▶ Assignment
Compute how many lines in the entries below include the string "JSON". Only the number is wanted.

---- Extracted entries

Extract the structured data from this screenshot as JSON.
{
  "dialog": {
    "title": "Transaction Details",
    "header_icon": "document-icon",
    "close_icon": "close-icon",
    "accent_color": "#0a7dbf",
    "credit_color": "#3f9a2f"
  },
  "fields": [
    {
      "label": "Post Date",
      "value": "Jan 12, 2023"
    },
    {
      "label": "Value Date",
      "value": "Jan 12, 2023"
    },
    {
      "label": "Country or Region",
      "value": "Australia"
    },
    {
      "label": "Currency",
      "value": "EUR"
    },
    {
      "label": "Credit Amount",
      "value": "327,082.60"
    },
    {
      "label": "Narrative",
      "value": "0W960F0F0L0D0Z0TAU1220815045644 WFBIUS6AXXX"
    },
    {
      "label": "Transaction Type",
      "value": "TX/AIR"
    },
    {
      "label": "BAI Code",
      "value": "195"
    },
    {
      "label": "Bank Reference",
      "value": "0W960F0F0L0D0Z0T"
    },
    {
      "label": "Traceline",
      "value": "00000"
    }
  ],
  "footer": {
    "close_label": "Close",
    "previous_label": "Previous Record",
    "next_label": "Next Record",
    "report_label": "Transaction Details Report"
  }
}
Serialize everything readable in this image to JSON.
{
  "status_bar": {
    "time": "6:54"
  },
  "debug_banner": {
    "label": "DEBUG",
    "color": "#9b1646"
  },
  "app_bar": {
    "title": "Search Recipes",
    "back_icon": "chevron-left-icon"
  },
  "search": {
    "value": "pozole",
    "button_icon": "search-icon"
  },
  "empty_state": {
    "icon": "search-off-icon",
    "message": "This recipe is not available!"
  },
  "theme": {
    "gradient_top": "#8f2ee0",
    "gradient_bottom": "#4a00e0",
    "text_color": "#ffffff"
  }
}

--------
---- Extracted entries

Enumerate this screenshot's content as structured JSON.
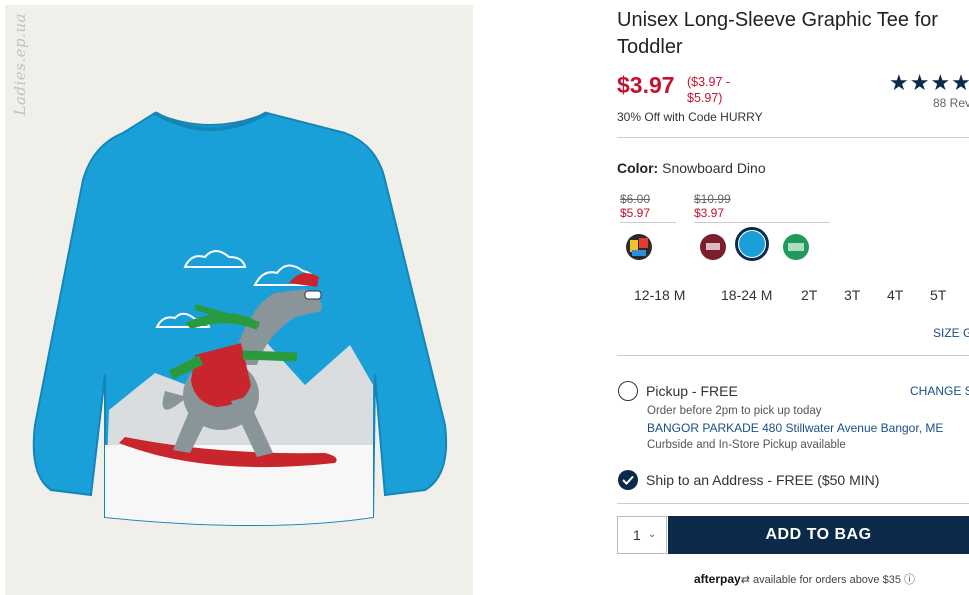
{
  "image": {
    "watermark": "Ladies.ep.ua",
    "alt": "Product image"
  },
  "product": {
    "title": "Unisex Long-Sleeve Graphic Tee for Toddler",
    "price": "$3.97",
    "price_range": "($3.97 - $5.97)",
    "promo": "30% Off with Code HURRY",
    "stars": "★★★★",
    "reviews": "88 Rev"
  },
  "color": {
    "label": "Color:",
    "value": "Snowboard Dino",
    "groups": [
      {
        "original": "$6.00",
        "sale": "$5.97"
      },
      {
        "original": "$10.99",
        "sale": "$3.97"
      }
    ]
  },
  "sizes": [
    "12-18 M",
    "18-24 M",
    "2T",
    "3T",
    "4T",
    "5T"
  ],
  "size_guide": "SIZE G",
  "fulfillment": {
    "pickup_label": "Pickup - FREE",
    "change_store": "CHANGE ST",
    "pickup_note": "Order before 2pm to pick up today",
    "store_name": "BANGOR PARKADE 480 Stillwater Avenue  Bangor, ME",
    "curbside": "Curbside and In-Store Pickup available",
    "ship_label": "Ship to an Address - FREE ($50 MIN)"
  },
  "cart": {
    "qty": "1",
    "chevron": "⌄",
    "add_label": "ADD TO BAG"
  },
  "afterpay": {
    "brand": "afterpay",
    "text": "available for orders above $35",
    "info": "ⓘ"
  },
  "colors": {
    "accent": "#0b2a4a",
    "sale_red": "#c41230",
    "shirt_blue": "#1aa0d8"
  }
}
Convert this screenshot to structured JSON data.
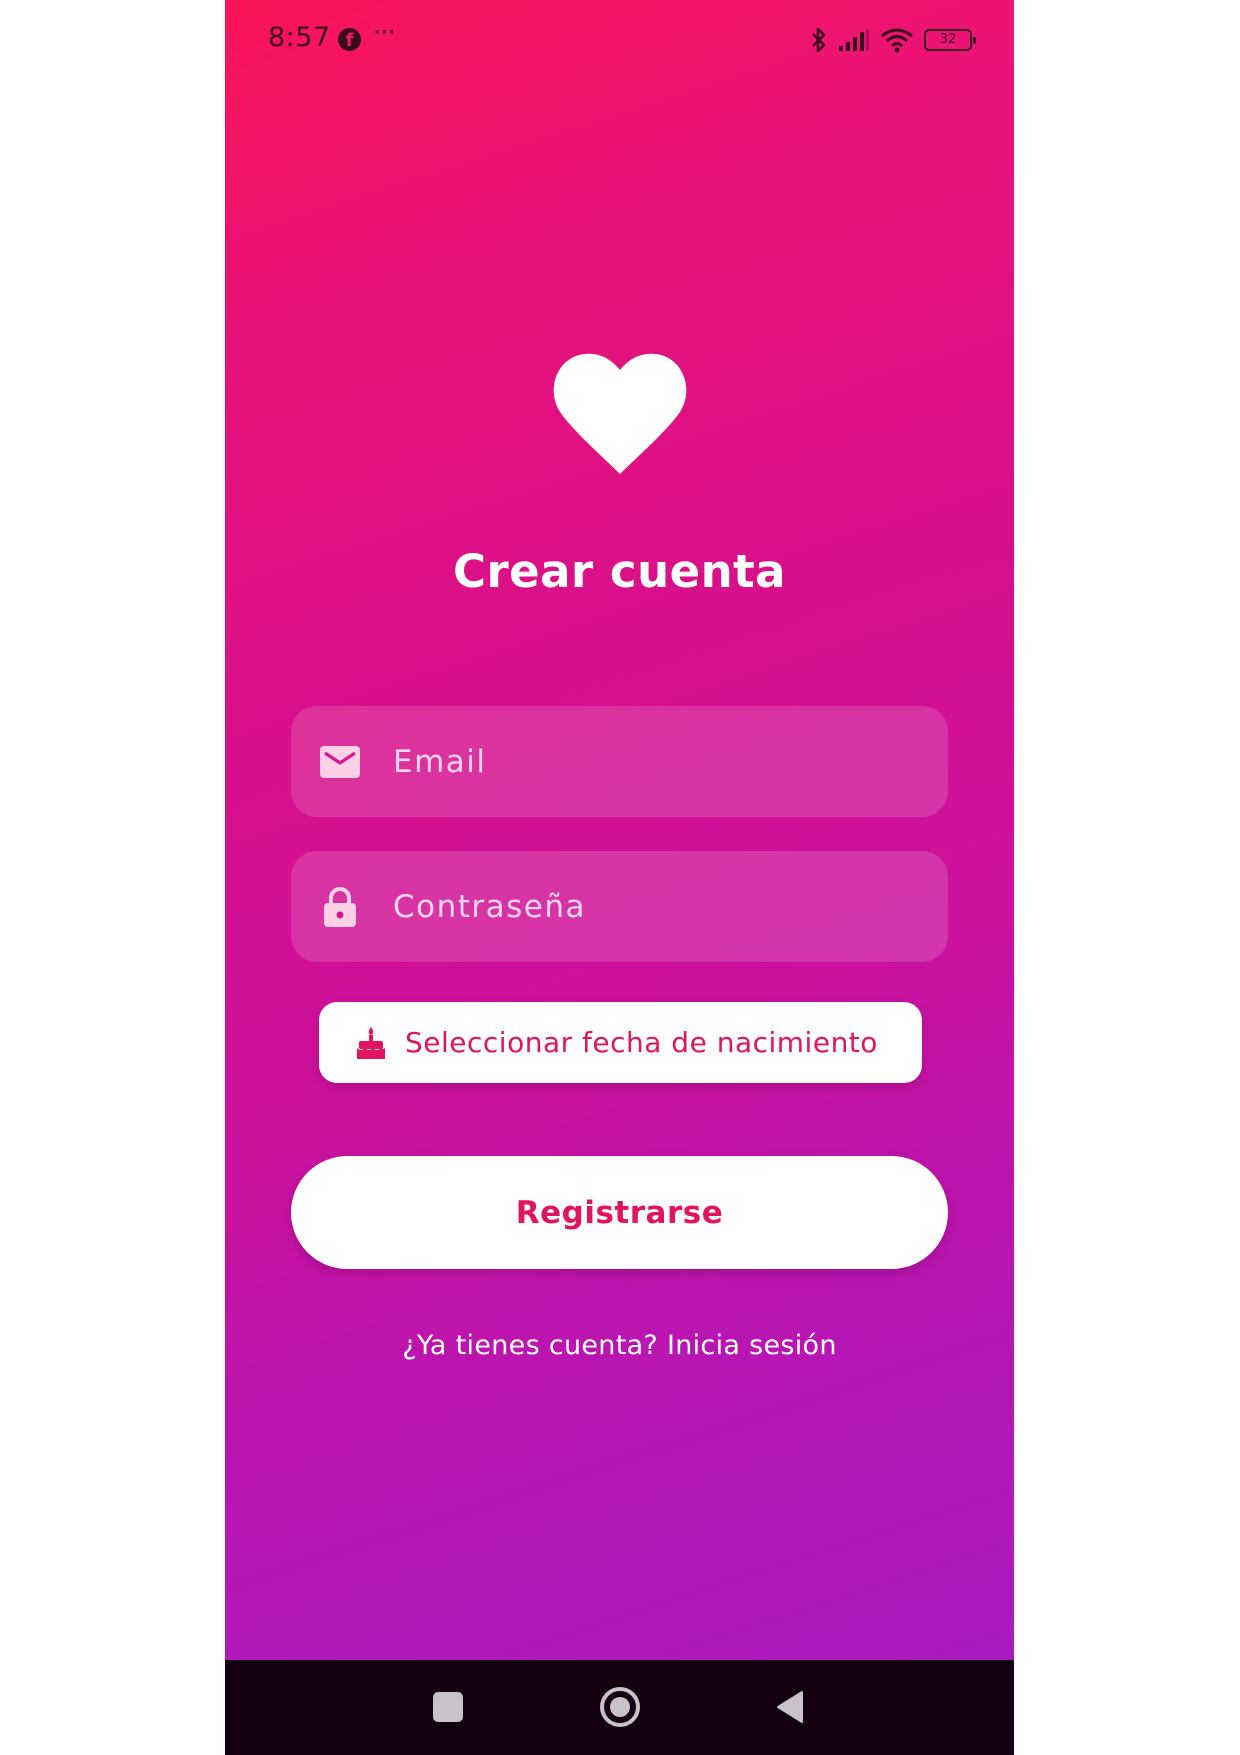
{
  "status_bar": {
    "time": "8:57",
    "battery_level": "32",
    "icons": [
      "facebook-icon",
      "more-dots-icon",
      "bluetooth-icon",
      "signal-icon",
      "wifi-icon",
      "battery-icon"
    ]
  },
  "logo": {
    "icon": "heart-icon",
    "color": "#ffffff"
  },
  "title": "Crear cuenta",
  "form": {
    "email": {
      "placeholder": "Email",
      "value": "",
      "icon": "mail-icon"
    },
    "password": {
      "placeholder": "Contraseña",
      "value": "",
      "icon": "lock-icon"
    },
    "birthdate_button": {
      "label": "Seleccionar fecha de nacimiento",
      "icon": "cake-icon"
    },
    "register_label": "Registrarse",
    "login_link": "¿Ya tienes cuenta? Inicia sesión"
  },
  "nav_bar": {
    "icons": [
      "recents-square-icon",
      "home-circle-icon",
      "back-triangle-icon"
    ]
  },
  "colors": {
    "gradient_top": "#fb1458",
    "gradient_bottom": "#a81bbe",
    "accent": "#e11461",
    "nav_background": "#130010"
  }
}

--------

▶ The completed task
4